Repeat each entry word for word. Leave any images out of the copy.

________________________________________

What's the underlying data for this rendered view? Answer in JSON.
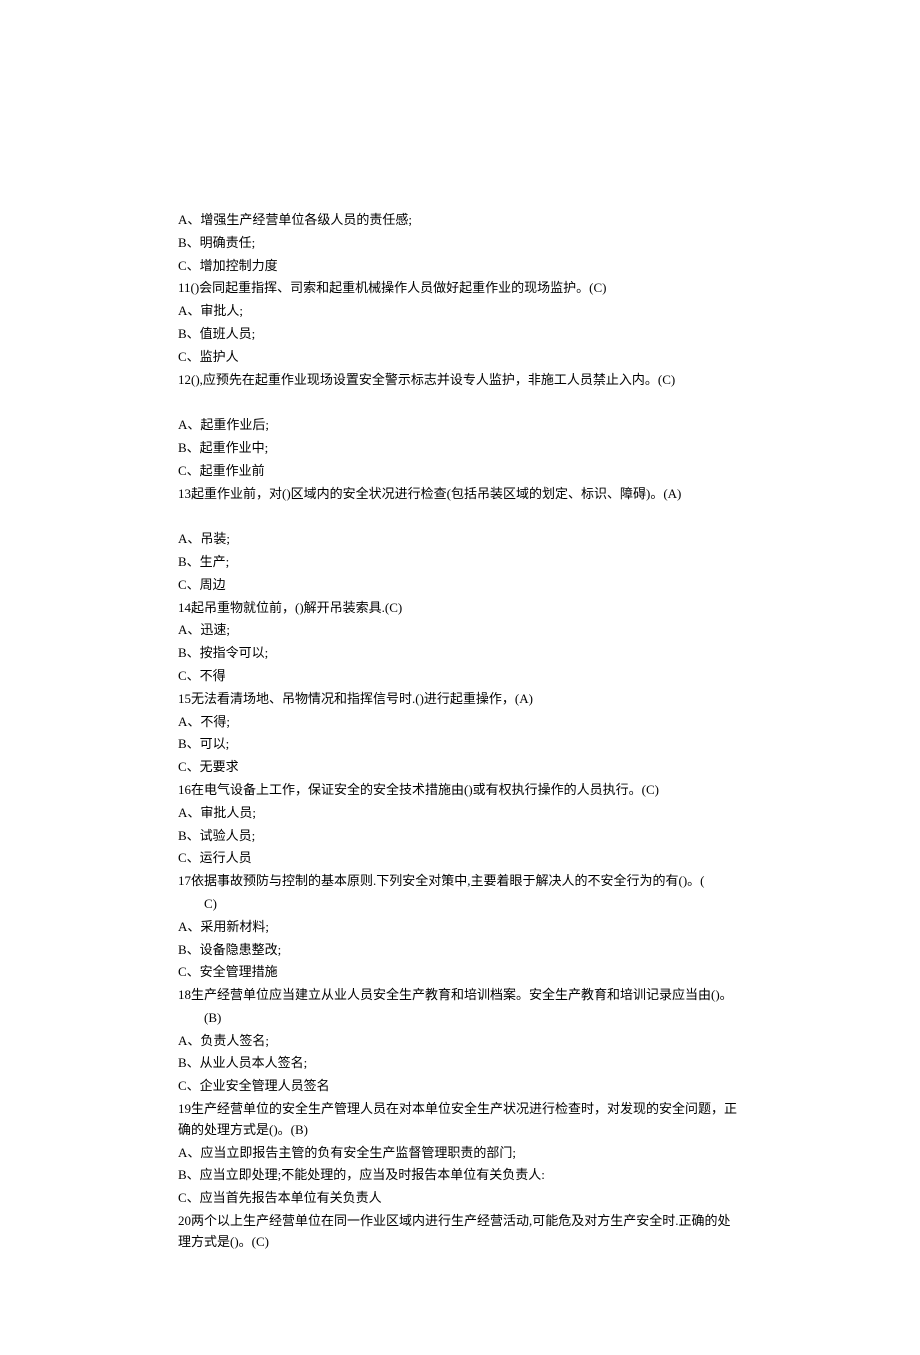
{
  "lines": [
    {
      "text": "A、增强生产经营单位各级人员的责任感;",
      "indent": false
    },
    {
      "text": "B、明确责任;",
      "indent": false
    },
    {
      "text": "C、增加控制力度",
      "indent": false
    },
    {
      "text": "11()会同起重指挥、司索和起重机械操作人员做好起重作业的现场监护。(C)",
      "indent": false
    },
    {
      "text": "A、审批人;",
      "indent": false
    },
    {
      "text": "B、值班人员;",
      "indent": false
    },
    {
      "text": "C、监护人",
      "indent": false
    },
    {
      "text": "12(),应预先在起重作业现场设置安全警示标志并设专人监护，非施工人员禁止入内。(C)",
      "indent": false
    },
    {
      "text": " ",
      "indent": false
    },
    {
      "text": "A、起重作业后;",
      "indent": false
    },
    {
      "text": "B、起重作业中;",
      "indent": false
    },
    {
      "text": "C、起重作业前",
      "indent": false
    },
    {
      "text": "13起重作业前，对()区域内的安全状况进行检查(包括吊装区域的划定、标识、障碍)。(A)",
      "indent": false
    },
    {
      "text": " ",
      "indent": false
    },
    {
      "text": "A、吊装;",
      "indent": false
    },
    {
      "text": "B、生产;",
      "indent": false
    },
    {
      "text": "C、周边",
      "indent": false
    },
    {
      "text": "14起吊重物就位前，()解开吊装索具.(C)",
      "indent": false
    },
    {
      "text": "A、迅速;",
      "indent": false
    },
    {
      "text": "B、按指令可以;",
      "indent": false
    },
    {
      "text": "C、不得",
      "indent": false
    },
    {
      "text": "15无法看清场地、吊物情况和指挥信号时.()进行起重操作，(A)",
      "indent": false
    },
    {
      "text": "A、不得;",
      "indent": false
    },
    {
      "text": "B、可以;",
      "indent": false
    },
    {
      "text": "C、无要求",
      "indent": false
    },
    {
      "text": "16在电气设备上工作，保证安全的安全技术措施由()或有权执行操作的人员执行。(C)",
      "indent": false
    },
    {
      "text": "A、审批人员;",
      "indent": false
    },
    {
      "text": "B、试验人员;",
      "indent": false
    },
    {
      "text": "C、运行人员",
      "indent": false
    },
    {
      "text": "17依据事故预防与控制的基本原则.下列安全对策中,主要着眼于解决人的不安全行为的有()。(",
      "indent": false
    },
    {
      "text": "C)",
      "indent": true
    },
    {
      "text": "A、采用新材料;",
      "indent": false
    },
    {
      "text": "B、设备隐患整改;",
      "indent": false
    },
    {
      "text": "C、安全管理措施",
      "indent": false
    },
    {
      "text": "18生产经营单位应当建立从业人员安全生产教育和培训档案。安全生产教育和培训记录应当由()。",
      "indent": false
    },
    {
      "text": "(B)",
      "indent": true
    },
    {
      "text": "A、负责人签名;",
      "indent": false
    },
    {
      "text": "B、从业人员本人签名;",
      "indent": false
    },
    {
      "text": "C、企业安全管理人员签名",
      "indent": false
    },
    {
      "text": "19生产经营单位的安全生产管理人员在对本单位安全生产状况进行检查时，对发现的安全问题，正确的处理方式是()。(B)",
      "indent": false
    },
    {
      "text": "A、应当立即报告主管的负有安全生产监督管理职责的部门;",
      "indent": false
    },
    {
      "text": "B、应当立即处理;不能处理的，应当及时报告本单位有关负责人:",
      "indent": false
    },
    {
      "text": "C、应当首先报告本单位有关负责人",
      "indent": false
    },
    {
      "text": "20两个以上生产经营单位在同一作业区域内进行生产经营活动,可能危及对方生产安全时.正确的处理方式是()。(C)",
      "indent": false
    }
  ]
}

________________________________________

*OUTPUT*
What's the underlying data for this rendered view? Answer in JSON.
{
  "lines": [
    {
      "text": "A、增强生产经营单位各级人员的责任感;",
      "indent": false
    },
    {
      "text": "B、明确责任;",
      "indent": false
    },
    {
      "text": "C、增加控制力度",
      "indent": false
    },
    {
      "text": "11()会同起重指挥、司索和起重机械操作人员做好起重作业的现场监护。(C)",
      "indent": false
    },
    {
      "text": "A、审批人;",
      "indent": false
    },
    {
      "text": "B、值班人员;",
      "indent": false
    },
    {
      "text": "C、监护人",
      "indent": false
    },
    {
      "text": "12(),应预先在起重作业现场设置安全警示标志并设专人监护，非施工人员禁止入内。(C)",
      "indent": false
    },
    {
      "text": " ",
      "indent": false
    },
    {
      "text": "A、起重作业后;",
      "indent": false
    },
    {
      "text": "B、起重作业中;",
      "indent": false
    },
    {
      "text": "C、起重作业前",
      "indent": false
    },
    {
      "text": "13起重作业前，对()区域内的安全状况进行检查(包括吊装区域的划定、标识、障碍)。(A)",
      "indent": false
    },
    {
      "text": " ",
      "indent": false
    },
    {
      "text": "A、吊装;",
      "indent": false
    },
    {
      "text": "B、生产;",
      "indent": false
    },
    {
      "text": "C、周边",
      "indent": false
    },
    {
      "text": "14起吊重物就位前，()解开吊装索具.(C)",
      "indent": false
    },
    {
      "text": "A、迅速;",
      "indent": false
    },
    {
      "text": "B、按指令可以;",
      "indent": false
    },
    {
      "text": "C、不得",
      "indent": false
    },
    {
      "text": "15无法看清场地、吊物情况和指挥信号时.()进行起重操作，(A)",
      "indent": false
    },
    {
      "text": "A、不得;",
      "indent": false
    },
    {
      "text": "B、可以;",
      "indent": false
    },
    {
      "text": "C、无要求",
      "indent": false
    },
    {
      "text": "16在电气设备上工作，保证安全的安全技术措施由()或有权执行操作的人员执行。(C)",
      "indent": false
    },
    {
      "text": "A、审批人员;",
      "indent": false
    },
    {
      "text": "B、试验人员;",
      "indent": false
    },
    {
      "text": "C、运行人员",
      "indent": false
    },
    {
      "text": "17依据事故预防与控制的基本原则.下列安全对策中,主要着眼于解决人的不安全行为的有()。(",
      "indent": false
    },
    {
      "text": "C)",
      "indent": true
    },
    {
      "text": "A、采用新材料;",
      "indent": false
    },
    {
      "text": "B、设备隐患整改;",
      "indent": false
    },
    {
      "text": "C、安全管理措施",
      "indent": false
    },
    {
      "text": "18生产经营单位应当建立从业人员安全生产教育和培训档案。安全生产教育和培训记录应当由()。",
      "indent": false
    },
    {
      "text": "(B)",
      "indent": true
    },
    {
      "text": "A、负责人签名;",
      "indent": false
    },
    {
      "text": "B、从业人员本人签名;",
      "indent": false
    },
    {
      "text": "C、企业安全管理人员签名",
      "indent": false
    },
    {
      "text": "19生产经营单位的安全生产管理人员在对本单位安全生产状况进行检查时，对发现的安全问题，正确的处理方式是()。(B)",
      "indent": false
    },
    {
      "text": "A、应当立即报告主管的负有安全生产监督管理职责的部门;",
      "indent": false
    },
    {
      "text": "B、应当立即处理;不能处理的，应当及时报告本单位有关负责人:",
      "indent": false
    },
    {
      "text": "C、应当首先报告本单位有关负责人",
      "indent": false
    },
    {
      "text": "20两个以上生产经营单位在同一作业区域内进行生产经营活动,可能危及对方生产安全时.正确的处理方式是()。(C)",
      "indent": false
    }
  ]
}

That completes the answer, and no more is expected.